Trees in your home's landscape can help create an aesthetically pleasing outdoor living space. If you opt to incorporate fruit or nut trees into your landscape design, you will also have access to fresh foods throughout the growing season.
Pruning plays a critical role in the development of all trees, but it is especially critical for fruit and nut-bearing trees. If you improperly prune your trees, you might cause permanent damage that might compromise your trees' ability to produce the fruits and nuts you love.
Depending on the type of tree you have in your yard, you should use one of three pruning methods for maximum growth and yield.
Natural-Habit Pruning System
When utilizing a natural-habit pruning system to care for your trees, you work with the natural growth pattern of the tree to ensure proper growth. This pruning system works best for citrus, pomegranate, or fig trees.
Once your tree has established mature growth, you can begin trimming away new suckers and overgrowth as needed to maximize the amount of sunlight filtering through the tree and keep the tree from becoming too top-heavy. You aren't attempting to change the shape of the tree, just manage growth to minimize potential problems.
Heading cuts can be utilized to stimulate the growth of new fruit or nut-bearing buds. You can also use thinning cuts to eliminate entire branches when your trees become too dense. The natural-habit system is simple and allows you to better care for your citrus, pomegranate, and fig trees over time.
Central-Leader Pruning System

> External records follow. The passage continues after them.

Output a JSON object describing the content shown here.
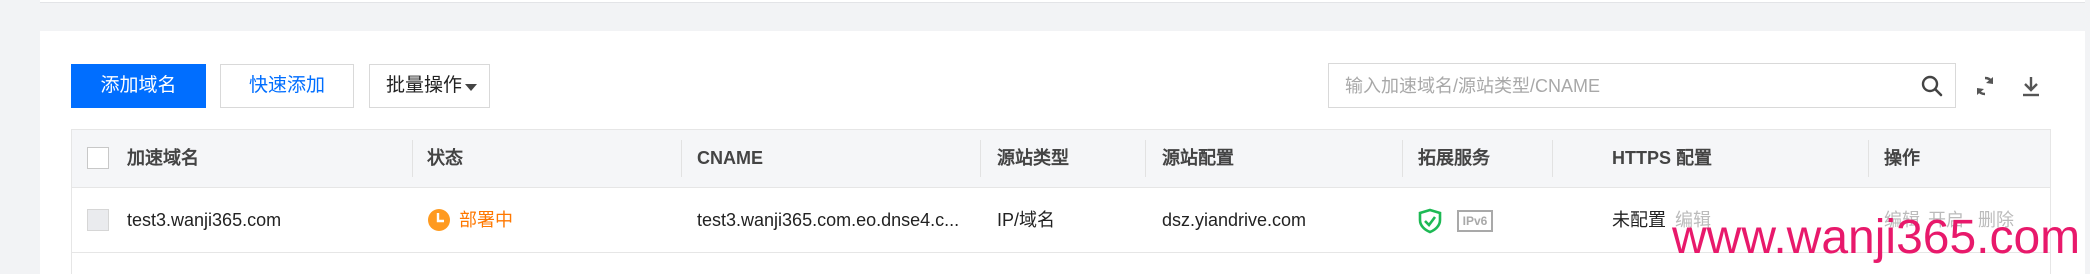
{
  "toolbar": {
    "add_domain_label": "添加域名",
    "quick_add_label": "快速添加",
    "batch_ops_label": "批量操作",
    "search_placeholder": "输入加速域名/源站类型/CNAME",
    "search_value": ""
  },
  "icons": {
    "search": "search-icon",
    "refresh": "refresh-icon",
    "download": "download-icon",
    "status": "clock-icon",
    "security": "shield-check-icon"
  },
  "colors": {
    "primary": "#006eff",
    "status_deploying": "#ff7800",
    "shield": "#1db954",
    "watermark": "#e8196b"
  },
  "table": {
    "columns": [
      "加速域名",
      "状态",
      "CNAME",
      "源站类型",
      "源站配置",
      "拓展服务",
      "HTTPS 配置",
      "操作"
    ],
    "rows": [
      {
        "domain": "test3.wanji365.com",
        "status": "部署中",
        "cname": "test3.wanji365.com.eo.dnse4.c...",
        "origin_type": "IP/域名",
        "origin_config": "dsz.yiandrive.com",
        "ipv6_badge": "IPv6",
        "https": "未配置",
        "https_action": "编辑",
        "actions": [
          "编辑",
          "开启",
          "删除"
        ]
      }
    ]
  },
  "watermark": "www.wanji365.com"
}
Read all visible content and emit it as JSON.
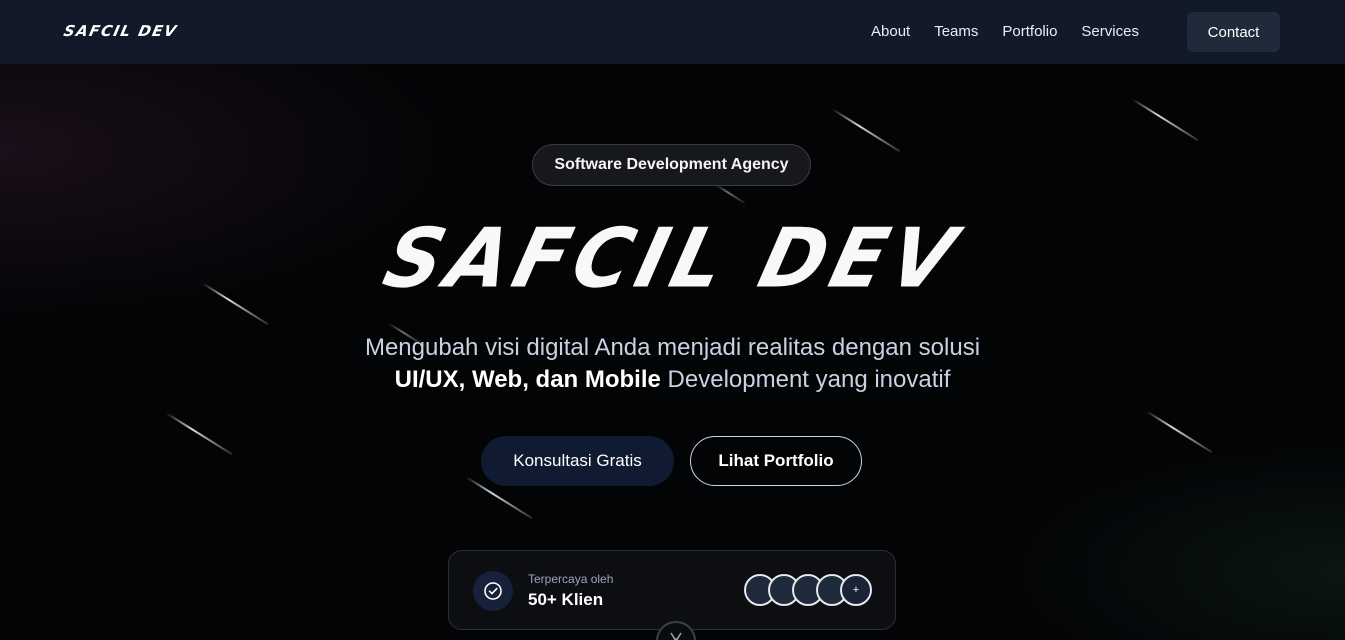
{
  "nav": {
    "logo": "SAFCIL DEV",
    "links": [
      "About",
      "Teams",
      "Portfolio",
      "Services"
    ],
    "contact_label": "Contact"
  },
  "hero": {
    "badge": "Software Development Agency",
    "title": "SAFCIL DEV",
    "subtitle_line1": "Mengubah visi digital Anda menjadi realitas dengan solusi",
    "subtitle_bold": "UI/UX, Web, dan Mobile",
    "subtitle_rest": " Development yang inovatif",
    "primary_cta": "Konsultasi Gratis",
    "secondary_cta": "Lihat Portfolio"
  },
  "trust": {
    "label": "Terpercaya oleh",
    "value": "50+ Klien",
    "more_label": "+",
    "icon": "check-circle-icon"
  },
  "colors": {
    "nav_bg": "#121a2a",
    "page_bg": "#030406",
    "primary_btn": "#101a30",
    "contact_btn": "#1f2a3a"
  }
}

Some trees remain healthiest when all major branches stem from a single trunk. This trunk provides stability to the tree and serves as the main leader when creating an appropriate shape.
The central-leader pruning system requires that you retain the integrity of the primary trunk and control the growth and density of all fruit or nut-bearing side branches instead. Thinned-out side branches reduce overcrowding and eliminate stunted growth caused by lack of adequate sunlight.
If you have fruit trees that produce apples, cherries, or pears in your yard, then the central-leader pruning system will produce maximum yield. The central-leader system is also the best option for maintaining pecan trees.
Open-Center Pruning System
While the central-leader system leaves the main trunk of your tree standing tall, the open-center pruning system requires that you lop off the top of the main trunk to create a vase-like shape.
Opening up the center of your fruit tree by eliminating the canopy cover provided by a central trunk helps to maximize the amount of sunlight distributed throughout the branches. An open-center pruning system also creates a sturdy structure that is capable of bearing the weight of stone fruit varieties as they mature.
If your landscape includes peach, apricot, or nectarine trees, then you will want to utilize open-center pruning to increase the yield of your harvest. This system also maintains the structural integrity of your stone fruit tree over time.
The removal of dead or diseased branches helps increase the overall health of your trees. The right pruning method for your fruit and nut trees can help you not only maintain the condition of your trees but improve harvest counts as well.
Natural-habit, central-leader, and open-center pruning systems can each provide you with the tools needed to control tree growth in a safe and productive way.
If you need help caring for the fruit and nut trees in your yard, contact the experienced professionals at R & R Tree and Landscaping. We can evaluate your trees and prune them properly to improve your home's landscape. Visit our website today for more information.